Entries from a dataset of interfaces
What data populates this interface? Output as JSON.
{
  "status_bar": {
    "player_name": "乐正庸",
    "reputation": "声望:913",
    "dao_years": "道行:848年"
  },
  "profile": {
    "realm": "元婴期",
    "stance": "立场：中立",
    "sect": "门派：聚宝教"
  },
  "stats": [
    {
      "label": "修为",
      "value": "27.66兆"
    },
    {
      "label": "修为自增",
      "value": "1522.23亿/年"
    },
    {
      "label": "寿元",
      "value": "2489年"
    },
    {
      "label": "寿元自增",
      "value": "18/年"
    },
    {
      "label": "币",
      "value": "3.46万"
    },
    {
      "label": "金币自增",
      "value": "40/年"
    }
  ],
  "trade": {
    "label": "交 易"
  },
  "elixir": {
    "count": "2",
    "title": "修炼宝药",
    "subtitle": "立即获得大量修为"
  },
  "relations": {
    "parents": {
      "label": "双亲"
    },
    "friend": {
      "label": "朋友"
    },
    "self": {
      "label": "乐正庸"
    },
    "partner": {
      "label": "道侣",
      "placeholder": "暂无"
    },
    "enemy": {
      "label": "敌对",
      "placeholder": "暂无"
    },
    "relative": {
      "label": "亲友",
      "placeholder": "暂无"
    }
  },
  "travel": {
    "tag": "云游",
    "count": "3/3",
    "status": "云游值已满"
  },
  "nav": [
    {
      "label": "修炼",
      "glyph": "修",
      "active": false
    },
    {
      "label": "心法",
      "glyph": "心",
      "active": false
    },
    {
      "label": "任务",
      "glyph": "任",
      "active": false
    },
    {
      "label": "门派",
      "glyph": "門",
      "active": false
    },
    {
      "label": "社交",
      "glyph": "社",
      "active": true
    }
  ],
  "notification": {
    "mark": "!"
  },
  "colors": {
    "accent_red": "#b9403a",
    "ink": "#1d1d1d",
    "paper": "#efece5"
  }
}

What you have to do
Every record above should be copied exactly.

Response to this exercise
What data populates this interface? Output as JSON.
{
  "status_bar": {
    "player_name": "乐正庸",
    "reputation": "声望:913",
    "dao_years": "道行:848年"
  },
  "profile": {
    "realm": "元婴期",
    "stance": "立场：中立",
    "sect": "门派：聚宝教"
  },
  "stats": [
    {
      "label": "修为",
      "value": "27.66兆"
    },
    {
      "label": "修为自增",
      "value": "1522.23亿/年"
    },
    {
      "label": "寿元",
      "value": "2489年"
    },
    {
      "label": "寿元自增",
      "value": "18/年"
    },
    {
      "label": "币",
      "value": "3.46万"
    },
    {
      "label": "金币自增",
      "value": "40/年"
    }
  ],
  "trade": {
    "label": "交 易"
  },
  "elixir": {
    "count": "2",
    "title": "修炼宝药",
    "subtitle": "立即获得大量修为"
  },
  "relations": {
    "parents": {
      "label": "双亲"
    },
    "friend": {
      "label": "朋友"
    },
    "self": {
      "label": "乐正庸"
    },
    "partner": {
      "label": "道侣",
      "placeholder": "暂无"
    },
    "enemy": {
      "label": "敌对",
      "placeholder": "暂无"
    },
    "relative": {
      "label": "亲友",
      "placeholder": "暂无"
    }
  },
  "travel": {
    "tag": "云游",
    "count": "3/3",
    "status": "云游值已满"
  },
  "nav": [
    {
      "label": "修炼",
      "glyph": "修",
      "active": false
    },
    {
      "label": "心法",
      "glyph": "心",
      "active": false
    },
    {
      "label": "任务",
      "glyph": "任",
      "active": false
    },
    {
      "label": "门派",
      "glyph": "門",
      "active": false
    },
    {
      "label": "社交",
      "glyph": "社",
      "active": true
    }
  ],
  "notification": {
    "mark": "!"
  },
  "colors": {
    "accent_red": "#b9403a",
    "ink": "#1d1d1d",
    "paper": "#efece5"
  }
}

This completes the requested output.